Every building has pipes in the wall. They are necessary. They don’t need to be seen, but they do need to be there and they need to function properly. They are hidden and out of the way, yet serve a vital purpose.
When it comes to church government, church structure, organizational flow charts, and other internals systems, the same is true. They need to be there but shouldn’t be overly visible to the average person in the church. They need to be like pipes in the wall – they work behind the scenes.
Instead, the mission, vision, and ministries of the church should be the most visible driving force in the church. Not its policies, procedures, rules, or regulations. Structure should be simple. It’s not necessary to create a lengthy document to cover every conceivable circumstance that might arise in our church. Think of it this way: We have bylaws, internal procedures, and chains of command that keep things running orderly, but we are free to do more if necessary – and we don’t need a Thomas Jefferson to write us an amendment to the bylaws get things done.

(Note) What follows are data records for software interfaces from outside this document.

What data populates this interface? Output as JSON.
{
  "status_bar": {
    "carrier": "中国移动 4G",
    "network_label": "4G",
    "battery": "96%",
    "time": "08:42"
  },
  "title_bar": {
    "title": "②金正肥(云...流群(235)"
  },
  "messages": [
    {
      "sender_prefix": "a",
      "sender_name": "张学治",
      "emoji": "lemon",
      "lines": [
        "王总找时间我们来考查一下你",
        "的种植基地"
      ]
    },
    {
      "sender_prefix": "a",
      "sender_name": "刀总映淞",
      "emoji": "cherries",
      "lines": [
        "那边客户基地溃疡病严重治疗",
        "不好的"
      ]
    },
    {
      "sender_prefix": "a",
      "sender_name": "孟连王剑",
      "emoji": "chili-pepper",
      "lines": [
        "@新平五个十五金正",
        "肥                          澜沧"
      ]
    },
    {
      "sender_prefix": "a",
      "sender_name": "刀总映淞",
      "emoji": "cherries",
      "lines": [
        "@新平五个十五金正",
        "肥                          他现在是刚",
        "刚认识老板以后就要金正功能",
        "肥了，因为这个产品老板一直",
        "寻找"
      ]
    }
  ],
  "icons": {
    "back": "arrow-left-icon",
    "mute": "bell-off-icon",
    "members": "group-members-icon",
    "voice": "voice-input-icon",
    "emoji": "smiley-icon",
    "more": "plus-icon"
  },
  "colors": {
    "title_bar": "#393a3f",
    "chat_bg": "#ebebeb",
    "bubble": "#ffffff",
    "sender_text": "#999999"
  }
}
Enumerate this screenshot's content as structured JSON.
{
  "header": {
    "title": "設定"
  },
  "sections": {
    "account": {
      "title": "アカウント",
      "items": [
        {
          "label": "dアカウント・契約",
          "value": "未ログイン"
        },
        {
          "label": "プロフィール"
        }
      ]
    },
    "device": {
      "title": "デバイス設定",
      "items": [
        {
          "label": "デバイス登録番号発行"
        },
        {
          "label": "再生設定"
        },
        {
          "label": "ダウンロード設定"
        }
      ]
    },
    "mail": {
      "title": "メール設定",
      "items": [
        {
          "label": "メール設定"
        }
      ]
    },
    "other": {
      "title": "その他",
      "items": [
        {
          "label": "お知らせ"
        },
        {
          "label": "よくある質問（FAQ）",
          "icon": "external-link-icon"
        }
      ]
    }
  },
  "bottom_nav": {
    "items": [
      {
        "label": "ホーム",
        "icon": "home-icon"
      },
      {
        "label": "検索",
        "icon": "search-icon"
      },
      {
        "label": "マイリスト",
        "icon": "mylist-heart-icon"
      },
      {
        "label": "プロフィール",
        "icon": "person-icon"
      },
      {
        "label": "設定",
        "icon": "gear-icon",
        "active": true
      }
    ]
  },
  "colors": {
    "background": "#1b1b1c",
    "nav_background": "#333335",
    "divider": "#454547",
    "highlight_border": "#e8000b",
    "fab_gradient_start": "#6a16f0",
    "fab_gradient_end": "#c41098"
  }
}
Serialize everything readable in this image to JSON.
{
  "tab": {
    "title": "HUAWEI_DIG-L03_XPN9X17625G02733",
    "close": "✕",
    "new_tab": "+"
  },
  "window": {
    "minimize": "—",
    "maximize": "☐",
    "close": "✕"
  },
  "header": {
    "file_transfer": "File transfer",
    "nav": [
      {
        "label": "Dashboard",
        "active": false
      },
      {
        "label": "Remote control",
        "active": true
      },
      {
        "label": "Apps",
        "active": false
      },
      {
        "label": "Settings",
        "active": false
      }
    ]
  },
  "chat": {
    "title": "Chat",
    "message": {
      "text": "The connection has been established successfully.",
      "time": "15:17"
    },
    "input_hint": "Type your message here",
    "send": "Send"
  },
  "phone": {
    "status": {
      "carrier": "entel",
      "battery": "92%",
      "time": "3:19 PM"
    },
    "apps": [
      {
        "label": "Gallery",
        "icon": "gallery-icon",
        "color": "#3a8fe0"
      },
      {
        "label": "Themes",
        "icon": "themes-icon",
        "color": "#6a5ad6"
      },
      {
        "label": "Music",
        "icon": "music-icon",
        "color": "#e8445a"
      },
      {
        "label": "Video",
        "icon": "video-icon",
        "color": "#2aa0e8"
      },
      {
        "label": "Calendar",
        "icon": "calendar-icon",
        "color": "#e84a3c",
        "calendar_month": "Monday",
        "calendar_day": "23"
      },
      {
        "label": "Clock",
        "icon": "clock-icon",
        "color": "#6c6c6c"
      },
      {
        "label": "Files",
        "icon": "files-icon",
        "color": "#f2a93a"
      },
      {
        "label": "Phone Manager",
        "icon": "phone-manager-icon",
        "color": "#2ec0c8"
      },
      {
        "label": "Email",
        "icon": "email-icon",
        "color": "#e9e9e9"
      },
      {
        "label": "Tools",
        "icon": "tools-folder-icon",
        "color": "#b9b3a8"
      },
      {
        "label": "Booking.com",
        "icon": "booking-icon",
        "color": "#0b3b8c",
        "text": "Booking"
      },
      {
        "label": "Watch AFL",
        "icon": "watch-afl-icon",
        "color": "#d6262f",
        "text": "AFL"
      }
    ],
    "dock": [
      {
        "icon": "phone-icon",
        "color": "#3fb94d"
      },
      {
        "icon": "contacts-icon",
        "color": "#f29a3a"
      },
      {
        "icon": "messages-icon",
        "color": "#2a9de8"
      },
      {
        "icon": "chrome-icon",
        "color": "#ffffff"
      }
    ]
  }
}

Structures should serve the church (like pipes in the wall do) rather than the other way around. I once knew a church that had over fifteen committees running things. When the pastor wanted to hire a youth pastor, the personnel committee asked him to collect resumes. Then the finance committee got involved. By the time the other committees got involved in the process, four months had gone by. Everybody who had submitted a résumé was no longer available. That’s a broken system and this church was handicapped by its own structure.
You can read more about our systems here.